Samsung’s second-generation Gear VR headset is estimated to ship 6.7m units this year, says market research firm SuperData, putting it "neck-and-neck" with Google’s Daydream devices.
SuperData predicts that Google’s open source Daydream headsets, including those made by third-party manufacturers, will ship 6.8m units this year, putting it just ahead of Samsung.
However, the second gen Gear VR could still turn things around for Samsung, thanks to its new bundled remote and the fact it’s being thrown in for free as a pre-order bonus with Samsung’s soon-to-be-released flagship smartphone, the Galaxy S8 and S8+.
"Pre-orders for the S8/S8+ are already outpacing the S7’s, and the controller makes a lot more sense than the cumbersome d-pad on the side of your face [on the 2016 model]," said Stephanie Llamas, vice president of research and strategy and head of VR/AR at SuperData.
"People are now much more aware of VR and are more open to the experience they can get from a free headset. Instead of [thinking] ‘what is this thing’, people are now going, ‘I wonder what this VR stuff is all about’. It’s accessing a more enlightened audience, and that in and of itself is an improvement."
Llamas also believes Samsung can outpace Google’s own Daydream View headset: "Google’s Daydream View had a leg-up on its  competitor with its remote.
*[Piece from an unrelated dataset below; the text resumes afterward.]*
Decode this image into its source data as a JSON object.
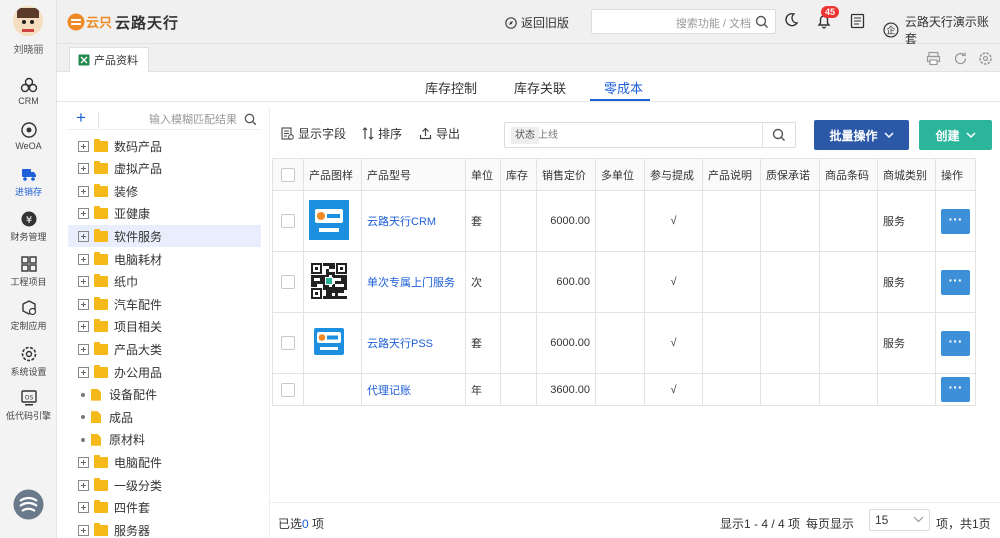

It offers a better experience than the impossible-to-find d-pad on the side of the original Gear VR and is far less clunky than the Xbox-like controllers that were compatible with it. But it’s still pretty glitchy, so this gives Samsung the perfect opportunity to swoop ahead of Google before the bulk of Daydream-compatible smartphones come out."
She’s also not concerned by the similarities between the old Gear VR and its newer sibling: "Both headsets will be compatible with the S6, S7 and S8 collections and the controller works with the older model of the Gear, which is a smart move.
"Samsung is offering an upgraded experience without annoying their early adopters. Sure, the upgrade is marginal, but it’s an upgrade (and an affordable one at that) nonetheless. Samsung’s headset and VR ecosystem are increasingly proving to be Oculus’s white horse given the PC headset’s unimpressive sales (243K in 2016) and bad press."
HTC Vive, meanwhile, is predicted to hit 1.3m units this year, whereas Oculus is only estimated to ship 496,000. As for Sony’s PlayStation VR, SuperData projects this will hit 3.5m shipments by the end of the year.